───── WORKING DATA ─────
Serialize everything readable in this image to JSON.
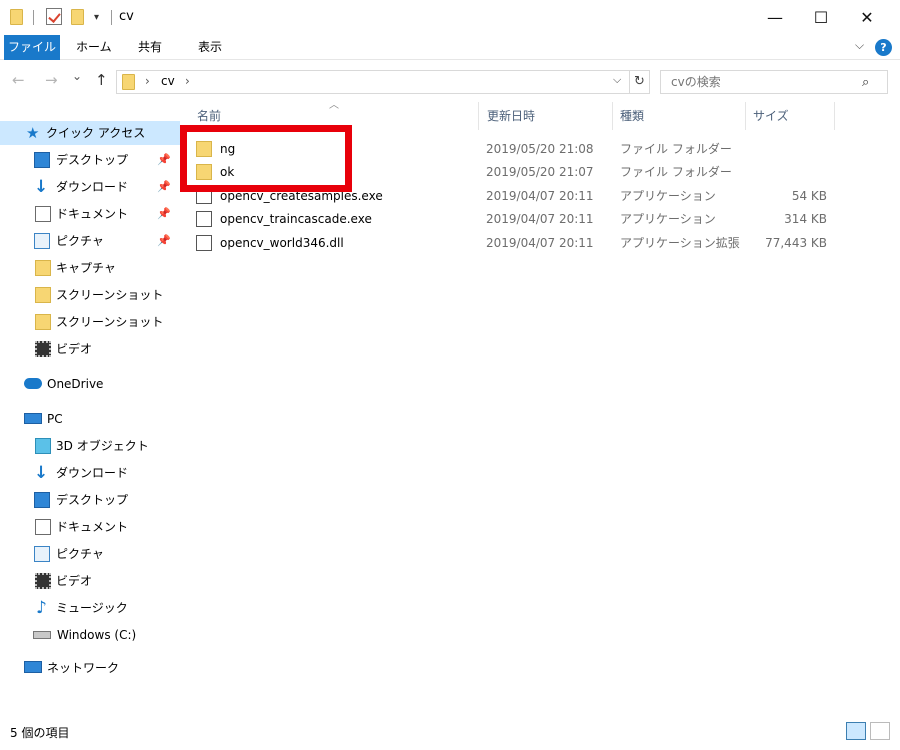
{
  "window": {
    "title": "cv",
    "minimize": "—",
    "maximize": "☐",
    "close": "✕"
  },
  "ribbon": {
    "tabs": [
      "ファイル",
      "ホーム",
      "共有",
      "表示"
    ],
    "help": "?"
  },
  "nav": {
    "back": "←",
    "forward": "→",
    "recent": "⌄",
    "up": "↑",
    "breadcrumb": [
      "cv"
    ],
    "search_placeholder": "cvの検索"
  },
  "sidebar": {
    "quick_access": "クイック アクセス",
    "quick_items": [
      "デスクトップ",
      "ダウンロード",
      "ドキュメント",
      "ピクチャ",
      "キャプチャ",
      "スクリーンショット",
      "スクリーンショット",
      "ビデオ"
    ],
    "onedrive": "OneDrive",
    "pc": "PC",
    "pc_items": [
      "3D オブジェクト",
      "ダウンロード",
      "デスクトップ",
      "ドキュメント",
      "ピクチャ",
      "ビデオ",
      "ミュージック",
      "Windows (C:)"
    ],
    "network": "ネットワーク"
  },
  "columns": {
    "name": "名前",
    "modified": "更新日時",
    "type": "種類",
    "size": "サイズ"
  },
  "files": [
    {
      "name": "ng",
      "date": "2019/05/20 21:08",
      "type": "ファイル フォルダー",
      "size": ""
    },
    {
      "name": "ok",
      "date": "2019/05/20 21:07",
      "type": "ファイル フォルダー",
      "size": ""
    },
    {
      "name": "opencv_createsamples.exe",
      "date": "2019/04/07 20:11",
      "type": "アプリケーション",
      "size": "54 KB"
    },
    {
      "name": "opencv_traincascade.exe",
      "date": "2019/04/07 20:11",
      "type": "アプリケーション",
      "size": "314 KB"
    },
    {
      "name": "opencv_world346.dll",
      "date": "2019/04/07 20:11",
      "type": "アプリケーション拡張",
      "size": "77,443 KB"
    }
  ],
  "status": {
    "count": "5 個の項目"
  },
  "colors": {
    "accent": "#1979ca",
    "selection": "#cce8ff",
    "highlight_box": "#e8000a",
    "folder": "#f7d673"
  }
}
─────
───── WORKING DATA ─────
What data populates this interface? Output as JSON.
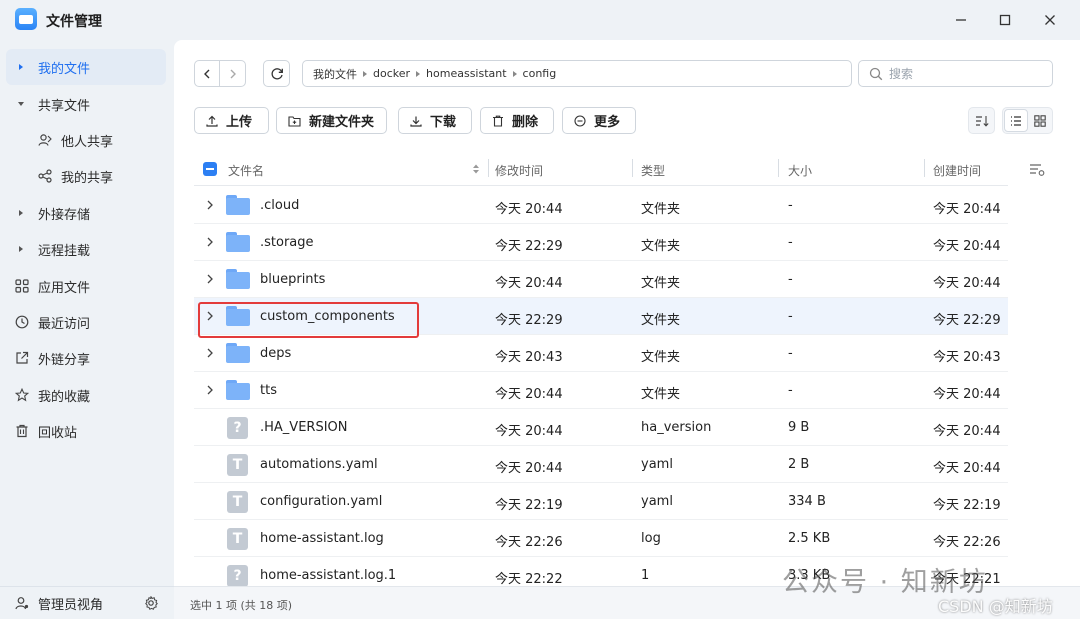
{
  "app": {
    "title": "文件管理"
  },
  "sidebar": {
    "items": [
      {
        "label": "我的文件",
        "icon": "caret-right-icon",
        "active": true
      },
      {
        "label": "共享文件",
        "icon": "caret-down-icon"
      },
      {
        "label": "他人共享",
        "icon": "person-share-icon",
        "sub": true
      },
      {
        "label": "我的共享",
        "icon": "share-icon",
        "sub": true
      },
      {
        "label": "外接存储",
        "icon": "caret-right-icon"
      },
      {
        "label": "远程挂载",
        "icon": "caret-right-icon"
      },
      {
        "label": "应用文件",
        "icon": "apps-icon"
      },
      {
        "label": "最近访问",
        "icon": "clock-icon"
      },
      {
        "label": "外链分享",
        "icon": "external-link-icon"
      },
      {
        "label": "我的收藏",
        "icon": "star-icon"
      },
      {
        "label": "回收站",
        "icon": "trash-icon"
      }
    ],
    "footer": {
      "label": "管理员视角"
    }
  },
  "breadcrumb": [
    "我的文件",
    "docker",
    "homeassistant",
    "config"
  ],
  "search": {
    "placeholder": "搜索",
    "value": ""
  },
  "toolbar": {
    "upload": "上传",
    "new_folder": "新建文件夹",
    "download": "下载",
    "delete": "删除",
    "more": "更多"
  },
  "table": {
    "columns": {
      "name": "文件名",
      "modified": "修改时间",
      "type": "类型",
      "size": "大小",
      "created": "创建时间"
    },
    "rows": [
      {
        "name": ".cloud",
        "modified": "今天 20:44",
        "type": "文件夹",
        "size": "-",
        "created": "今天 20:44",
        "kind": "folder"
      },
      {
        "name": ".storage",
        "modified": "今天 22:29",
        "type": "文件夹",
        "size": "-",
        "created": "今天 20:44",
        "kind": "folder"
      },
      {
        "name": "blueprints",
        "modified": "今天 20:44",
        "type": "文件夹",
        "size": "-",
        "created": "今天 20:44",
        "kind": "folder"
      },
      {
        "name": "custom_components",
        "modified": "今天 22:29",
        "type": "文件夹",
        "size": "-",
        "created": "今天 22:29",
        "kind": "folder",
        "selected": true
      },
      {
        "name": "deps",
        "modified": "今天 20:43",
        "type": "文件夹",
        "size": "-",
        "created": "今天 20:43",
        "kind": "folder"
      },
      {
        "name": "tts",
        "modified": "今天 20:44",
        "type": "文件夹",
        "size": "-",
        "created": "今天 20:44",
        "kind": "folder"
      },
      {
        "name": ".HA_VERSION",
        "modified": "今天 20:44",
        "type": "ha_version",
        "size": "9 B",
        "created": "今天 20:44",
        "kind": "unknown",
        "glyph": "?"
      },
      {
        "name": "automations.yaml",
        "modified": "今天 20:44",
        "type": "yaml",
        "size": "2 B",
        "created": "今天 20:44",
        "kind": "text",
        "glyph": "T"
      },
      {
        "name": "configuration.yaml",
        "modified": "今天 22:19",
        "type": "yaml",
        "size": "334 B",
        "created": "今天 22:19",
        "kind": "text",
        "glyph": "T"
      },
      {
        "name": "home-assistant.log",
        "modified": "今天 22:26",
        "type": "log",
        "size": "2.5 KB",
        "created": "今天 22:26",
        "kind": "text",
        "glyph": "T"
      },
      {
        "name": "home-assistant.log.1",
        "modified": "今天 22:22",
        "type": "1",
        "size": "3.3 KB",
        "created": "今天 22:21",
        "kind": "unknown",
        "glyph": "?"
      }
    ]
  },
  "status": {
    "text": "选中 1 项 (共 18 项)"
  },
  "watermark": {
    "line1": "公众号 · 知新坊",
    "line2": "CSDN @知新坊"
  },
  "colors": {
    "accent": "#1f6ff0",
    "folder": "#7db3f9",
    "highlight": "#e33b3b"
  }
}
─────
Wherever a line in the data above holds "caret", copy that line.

        "icon": "caret-right-icon",
        "icon": "caret-down-icon"
        "icon": "caret-right-icon"
        "icon": "caret-right-icon"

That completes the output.